For the first time in two years, the Diocese of Birmingham marked the World Day for Consecrated Life with a Mass at the Cathedral of St. Paul. Bishop Emeritus Robert Baker celebrated the Mass in Bishop Raica’s stead. The day, which officially was celebrated at the Vatican this year on Feb. 2, was instituted by Pope St. John Paul II in 1997. The celebration is attached to the Feast of the Presentation of the Lord, symbolizing that those in consecrated life are called to reflect Jesus, Who is the Light of the World.

In his homily, Bishop Emeritus Baker referred to consecrated men and women as “people wholly dedicated to God in poverty, chastity, and obedience.” As such, their witness of “living out their faith in an exemplary way” helps the faithful better live out their own faith whether it be to the married life, single life, or consecrated life of a religious. “The Church,” the bishop insisted, “would not be fully Church without that witness.”

Noting that consecrated life is conformed in a special way to the life of Jesus, the bishop explained the evangelical counsels lived by Christ, quoting spiritual writer Susan Muto. In short, obedience is an openness to God’s will, chastity is a freedom to serve the many that Christ puts in one’s care, and poverty is a means to an awareness of the dangers of greed and pride.

Bishop Emeritus Baker shared a story of a recent meeting he had with a group preparing for the sacrament of confirmation. “I read to them the passage from Chapter 19 in Matthew’s Gospel (Chapter 10 in Mark’s Gospel), about the young man seeking to find out what he must do to attain everlasting life, how do I get to Heaven.

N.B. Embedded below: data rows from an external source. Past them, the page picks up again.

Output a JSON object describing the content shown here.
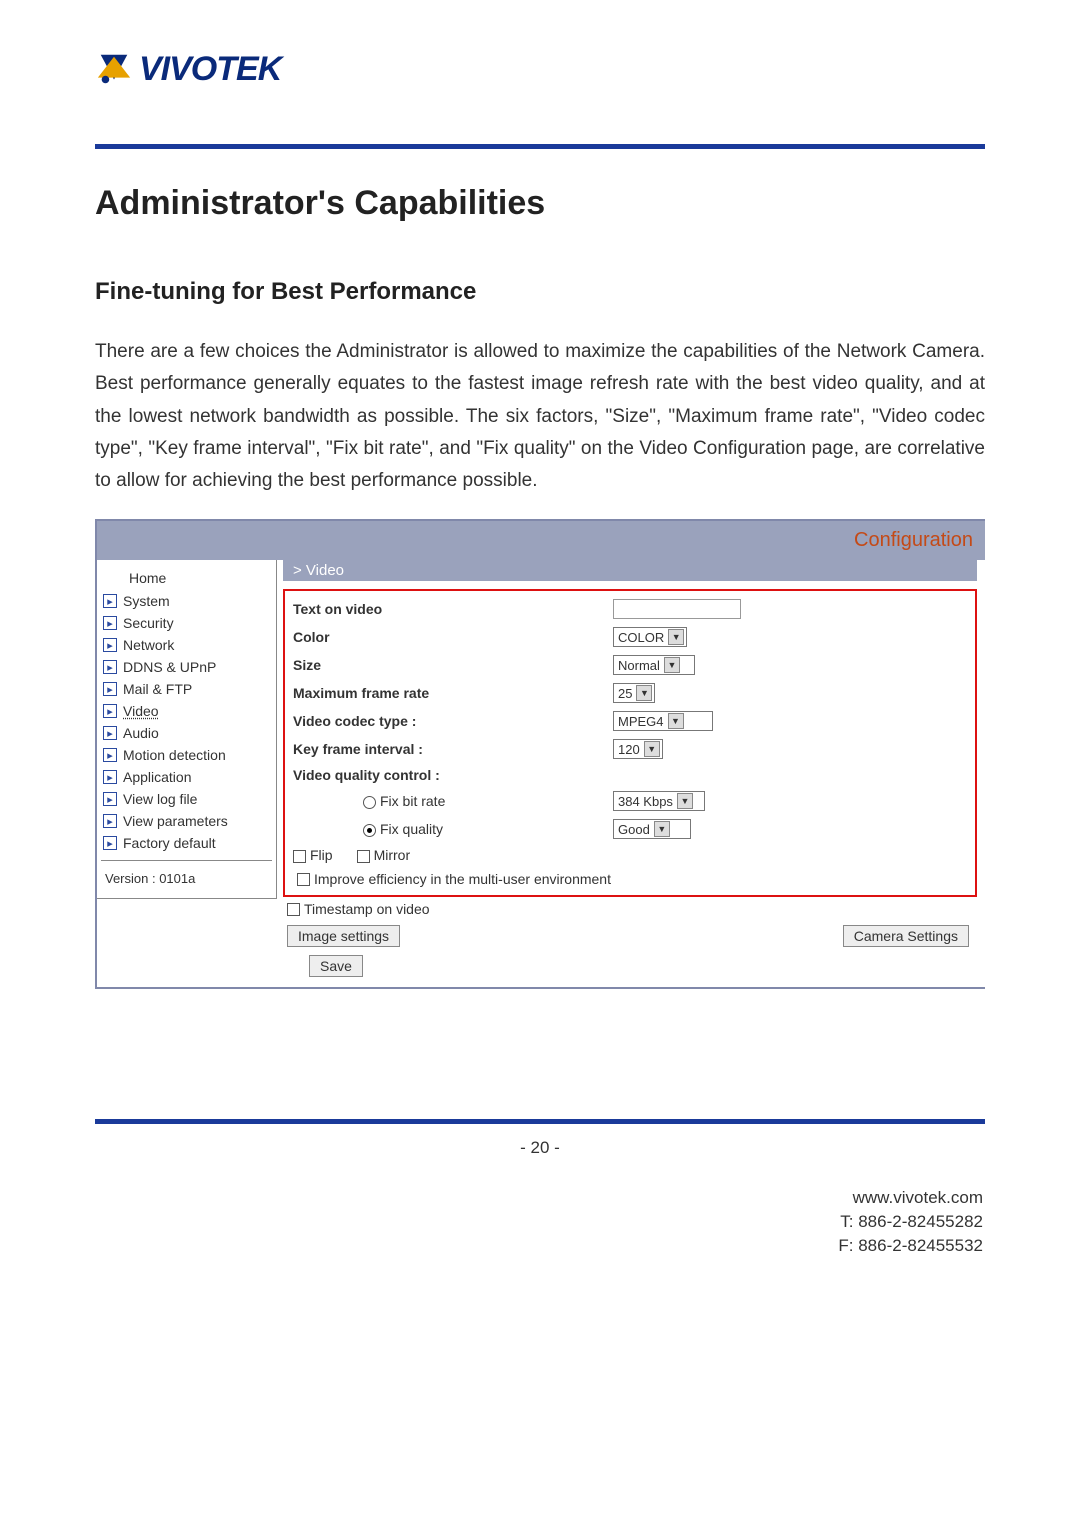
{
  "logo": {
    "text": "VIVOTEK"
  },
  "heading": "Administrator's Capabilities",
  "subheading": "Fine-tuning for Best Performance",
  "paragraph": "There are a few choices the Administrator is allowed to maximize the capabilities of the Network Camera. Best performance generally equates to the fastest image refresh rate with the best video quality, and at the lowest network bandwidth as possible. The six factors, \"Size\", \"Maximum frame rate\", \"Video codec type\", \"Key frame interval\", \"Fix bit rate\", and \"Fix quality\" on the Video Configuration page, are correlative to allow for achieving the best performance possible.",
  "embed": {
    "title": "Configuration",
    "breadcrumb": "> Video",
    "sidebar": {
      "home": "Home",
      "items": [
        {
          "label": "System"
        },
        {
          "label": "Security"
        },
        {
          "label": "Network"
        },
        {
          "label": "DDNS & UPnP"
        },
        {
          "label": "Mail & FTP"
        },
        {
          "label": "Video",
          "current": true
        },
        {
          "label": "Audio"
        },
        {
          "label": "Motion detection"
        },
        {
          "label": "Application"
        },
        {
          "label": "View log file"
        },
        {
          "label": "View parameters"
        },
        {
          "label": "Factory default"
        }
      ],
      "version": "Version : 0101a"
    },
    "form": {
      "text_on_video_label": "Text on video",
      "color_label": "Color",
      "color_value": "COLOR",
      "size_label": "Size",
      "size_value": "Normal",
      "max_frame_label": "Maximum frame rate",
      "max_frame_value": "25",
      "codec_label": "Video codec type :",
      "codec_value": "MPEG4",
      "keyframe_label": "Key frame interval :",
      "keyframe_value": "120",
      "quality_label": "Video quality control :",
      "fix_bitrate_label": "Fix bit rate",
      "fix_bitrate_value": "384 Kbps",
      "fix_quality_label": "Fix quality",
      "fix_quality_value": "Good",
      "flip_label": "Flip",
      "mirror_label": "Mirror",
      "improve_label": "Improve efficiency in the multi-user environment",
      "timestamp_label": "Timestamp on video",
      "image_settings_btn": "Image settings",
      "camera_settings_btn": "Camera  Settings",
      "save_btn": "Save"
    }
  },
  "page_number": "- 20 -",
  "footer": {
    "url": "www.vivotek.com",
    "tel": "T: 886-2-82455282",
    "fax": "F: 886-2-82455532"
  }
}
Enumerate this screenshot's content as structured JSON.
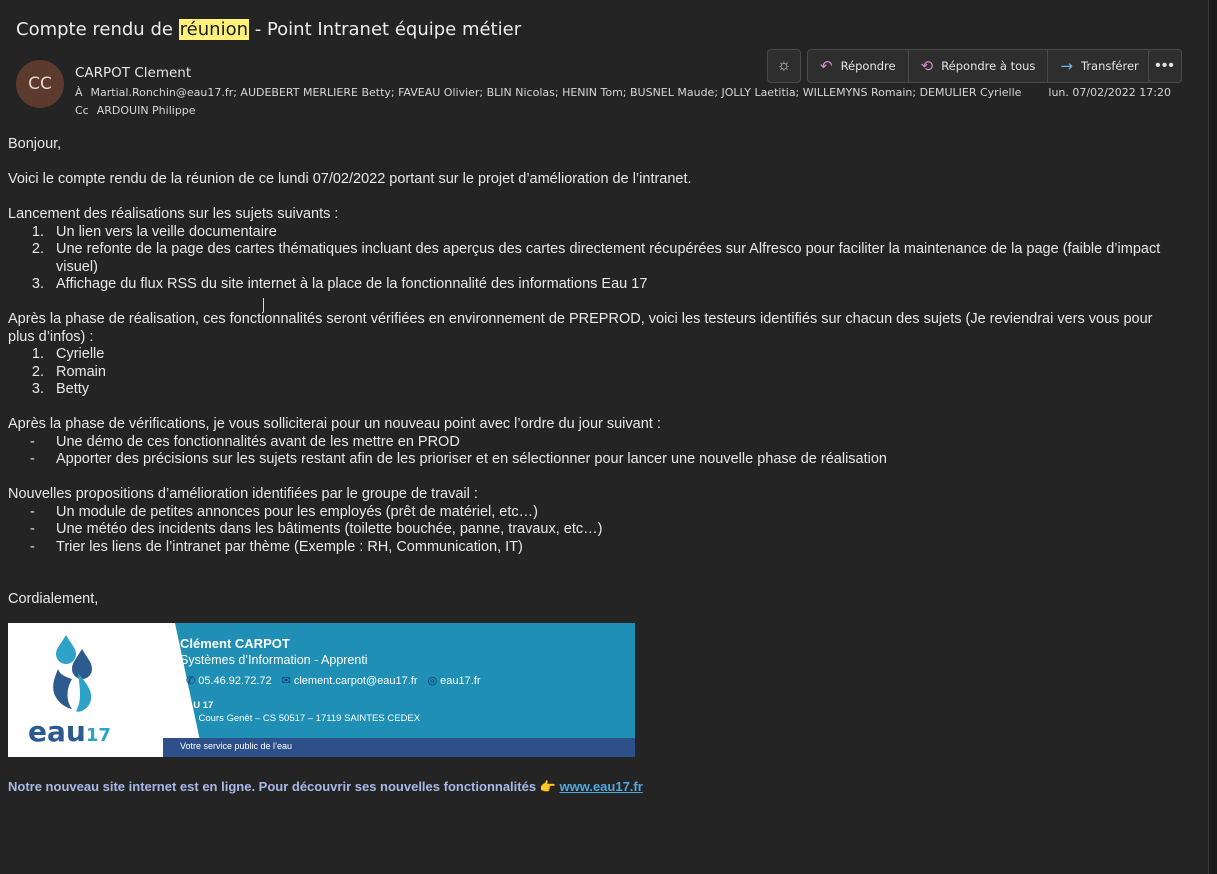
{
  "email": {
    "subject_before": "Compte rendu de ",
    "subject_highlight": "réunion",
    "subject_after": " - Point Intranet équipe métier",
    "avatar_initials": "CC",
    "sender": "CARPOT Clement",
    "to_label": "À",
    "to": "Martial.Ronchin@eau17.fr; AUDEBERT MERLIERE Betty; FAVEAU Olivier; BLIN Nicolas; HENIN Tom; BUSNEL Maude; JOLLY Laetitia; WILLEMYNS Romain; DEMULIER Cyrielle",
    "cc_label": "Cc",
    "cc": "ARDOUIN Philippe",
    "date": "lun. 07/02/2022 17:20"
  },
  "toolbar": {
    "reply": "Répondre",
    "reply_all": "Répondre à tous",
    "forward": "Transférer"
  },
  "body": {
    "greeting": "Bonjour,",
    "intro": "Voici le compte rendu de la réunion de ce lundi 07/02/2022 portant sur le projet d’amélioration de l’intranet.",
    "launch_title": "Lancement des réalisations sur les sujets suivants :",
    "launch_items": [
      {
        "n": "1.",
        "t": "Un lien vers la veille documentaire"
      },
      {
        "n": "2.",
        "t": "Une refonte de la page des cartes thématiques incluant des aperçus des cartes directement récupérées sur Alfresco pour faciliter la maintenance de la page (faible d’impact visuel)"
      },
      {
        "n": "3.",
        "t": "Affichage du flux RSS du site internet à la place de la fonctionnalité des informations Eau 17"
      }
    ],
    "testers_title": "Après la phase de réalisation, ces fonctionnalités seront vérifiées en environnement de PREPROD, voici les testeurs identifiés sur chacun des sujets (Je reviendrai vers vous pour plus d’infos) :",
    "testers": [
      {
        "n": "1.",
        "t": "Cyrielle"
      },
      {
        "n": "2.",
        "t": "Romain"
      },
      {
        "n": "3.",
        "t": "Betty"
      }
    ],
    "next_title": "Après la phase de vérifications, je vous solliciterai pour un nouveau point avec l’ordre du jour suivant :",
    "next_items": [
      {
        "d": "-",
        "t": "Une démo de ces fonctionnalités avant de les mettre en PROD"
      },
      {
        "d": "-",
        "t": "Apporter des précisions sur les sujets restant afin de les prioriser et en sélectionner pour lancer une nouvelle phase de réalisation"
      }
    ],
    "props_title": "Nouvelles propositions d’amélioration identifiées par le groupe de travail :",
    "props_items": [
      {
        "d": "-",
        "t": "Un module de petites annonces pour les employés (prêt de matériel, etc…)"
      },
      {
        "d": "-",
        "t": "Une météo des incidents dans les bâtiments (toilette bouchée, panne, travaux, etc…)"
      },
      {
        "d": "-",
        "t": "Trier les liens de l’intranet par thème (Exemple : RH, Communication, IT)"
      }
    ],
    "closing": "Cordialement,"
  },
  "signature": {
    "name": "Clément CARPOT",
    "role": "Systèmes d’Information - Apprenti",
    "phone": "05.46.92.72.72",
    "email": "clement.carpot@eau17.fr",
    "web": "eau17.fr",
    "org": "EAU 17",
    "address": "131 Cours Genêt – CS 50517 – 17119 SAINTES CEDEX",
    "tagline": "Votre service public de l’eau",
    "logo_word": "eau",
    "logo_num": "17"
  },
  "promo": {
    "text": "Notre nouveau site internet est en ligne. Pour découvrir ses nouvelles fonctionnalités 👉 ",
    "link": "www.eau17.fr"
  },
  "colors": {
    "background": "#242424",
    "highlight": "#fff27a",
    "avatar": "#5c3a2e",
    "signature_blue": "#1f8fb5",
    "signature_dark": "#2d4f8a",
    "promo_text": "#a7b9e8",
    "link": "#4fa8e0"
  }
}
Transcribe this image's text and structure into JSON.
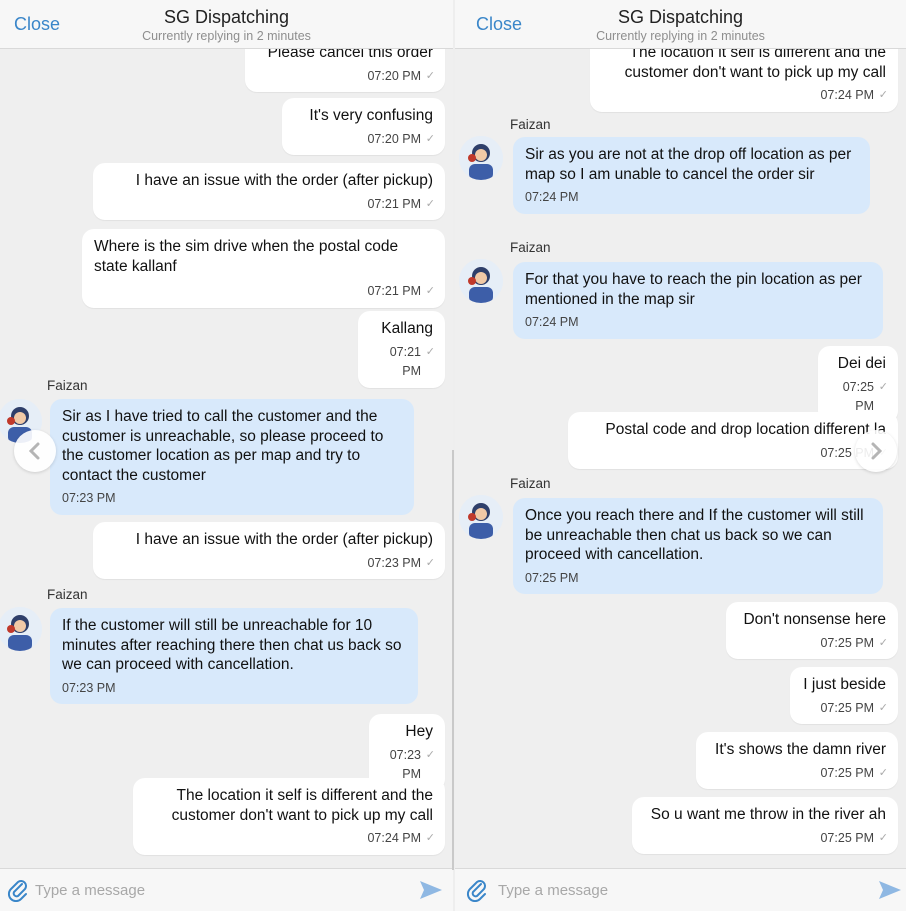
{
  "left": {
    "close_label": "Close",
    "title": "SG Dispatching",
    "subtitle": "Currently replying in 2 minutes",
    "messages": [
      {
        "text": "Please cancel this order",
        "time": "07:20 PM"
      },
      {
        "text": "It's very confusing",
        "time": "07:20 PM"
      },
      {
        "text": "I have an issue with the order (after pickup)",
        "time": "07:21 PM"
      },
      {
        "text": "Where is the sim drive when the postal code state kallanf",
        "time": "07:21 PM"
      },
      {
        "text": "Kallang",
        "time": "07:21 PM"
      },
      {
        "sender": "Faizan",
        "text": "Sir as I have tried to call the customer and the customer is unreachable, so please proceed to the customer location as per map and try to contact the customer",
        "time": "07:23 PM"
      },
      {
        "text": "I have an issue with the order (after pickup)",
        "time": "07:23 PM"
      },
      {
        "sender": "Faizan",
        "text": "If the customer will still be unreachable for 10 minutes after reaching there then chat us back so we can proceed with cancellation.",
        "time": "07:23 PM"
      },
      {
        "text": "Hey",
        "time": "07:23 PM"
      },
      {
        "text": "The location it self is different and the customer don't want to pick up my call",
        "time": "07:24 PM"
      }
    ],
    "composer_placeholder": "Type a message"
  },
  "right": {
    "close_label": "Close",
    "title": "SG Dispatching",
    "subtitle": "Currently replying in 2 minutes",
    "messages": [
      {
        "text": "The location it self is different and the customer don't want to pick up my call",
        "time": "07:24 PM"
      },
      {
        "sender": "Faizan",
        "text": "Sir as you are not at the drop off location as per map so I am unable to cancel the order sir",
        "time": "07:24 PM"
      },
      {
        "sender": "Faizan",
        "text": "For that you have to reach the pin location as per mentioned in the map sir",
        "time": "07:24 PM"
      },
      {
        "text": "Dei dei",
        "time": "07:25 PM"
      },
      {
        "text": "Postal code and drop location different la",
        "time": "07:25 PM"
      },
      {
        "sender": "Faizan",
        "text": "Once you reach there and If the customer will still be unreachable then chat us back so we can proceed with cancellation.",
        "time": "07:25 PM"
      },
      {
        "text": "Don't nonsense here",
        "time": "07:25 PM"
      },
      {
        "text": "I just beside",
        "time": "07:25 PM"
      },
      {
        "text": "It's shows the damn river",
        "time": "07:25 PM"
      },
      {
        "text": "So u want me throw in the river ah",
        "time": "07:25 PM"
      }
    ],
    "composer_placeholder": "Type a message"
  },
  "icons": {
    "attach": "paperclip-icon",
    "send": "send-icon",
    "prev": "chevron-left-icon",
    "next": "chevron-right-icon"
  },
  "colors": {
    "accent": "#3a86c9",
    "incoming_bubble": "#d8e9fb",
    "outgoing_bubble": "#ffffff",
    "send_icon": "#8fb8e3"
  }
}
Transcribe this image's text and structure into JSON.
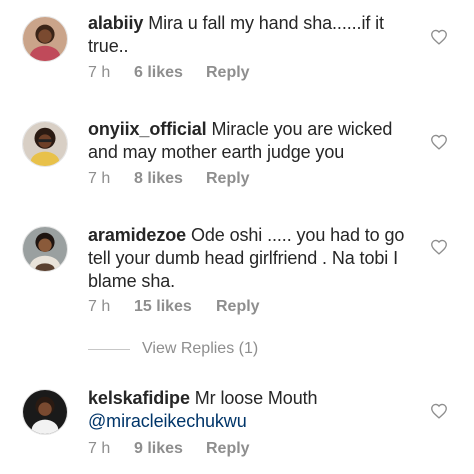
{
  "comments": [
    {
      "username": "alabiiy",
      "text": "Mira u fall my hand sha......if it true..",
      "time": "7 h",
      "likes": "6 likes",
      "reply": "Reply"
    },
    {
      "username": "onyiix_official",
      "text": "Miracle you are wicked and may mother earth judge you",
      "time": "7 h",
      "likes": "8 likes",
      "reply": "Reply"
    },
    {
      "username": "aramidezoe",
      "text": "Ode oshi ..... you had to go tell your dumb head girlfriend . Na tobi I blame sha.",
      "time": "7 h",
      "likes": "15 likes",
      "reply": "Reply"
    },
    {
      "username": "kelskafidipe",
      "text": "Mr loose Mouth ",
      "mention": "@miracleikechukwu",
      "time": "7 h",
      "likes": "9 likes",
      "reply": "Reply"
    }
  ],
  "view_replies": "View Replies (1)",
  "icons": {
    "like": "heart-outline-icon"
  },
  "colors": {
    "text": "#262626",
    "muted": "#8e8e8e",
    "mention": "#003569"
  }
}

In other words, what must I do to be saved?”

He continued: “Jesus tells the young man to keep the Commandments; and he lists those Commandments from the Decalogue (the Ten Commandments) and from the Book of Leviticus, to love one’s neighbor as oneself. The young man said he had done all that. Then Jesus says to him: ‘If you want to be perfect, go, sell all you have and give to the poor; then come, follow Me.’ And some of the most tragic words of the gospel follow: the young man went away sad…for he had many possessions.” 

The bishop expressed his belief that the scenario in the Gospel happened “all too often in our day and time.” Our possessions get in the way, he said, of the “joy, happiness, and blessing of the consecrated religious life.”

Thankfully, the bishop pointed out, our diocese has a great number of people who have not missed out on that joy and happiness. He concluded by acknowledging the consecrated religious who have marked their jubilee since the last celebration and those who will mark their jubilee this year. He listed the following:

75 Years 

Sister Mary Robert Oliver, O.S.B. (2023) 

60 Years 

Sister Helen Gaffney, M.S.B.T. (2021) 

Sister Bernadette Sachs, O.S.B. (2021) 

Sister Mary McGehee, O.S.B. (2022) 

Sister Marian Davis, O.S.B. (2023) 

Sister Marie Leonard, O.S.B. (2023) 

Sister Veronica Ryan, O.S.B. (2023) 

50 Years 

Sister Madeline Contorno, O.S.B. (2022) 

Sister Maria Eugenia Moreno, M.G.Sp.S. (2023) 

25 Years 

Sister Therese Haydel, O.S.B. (2023)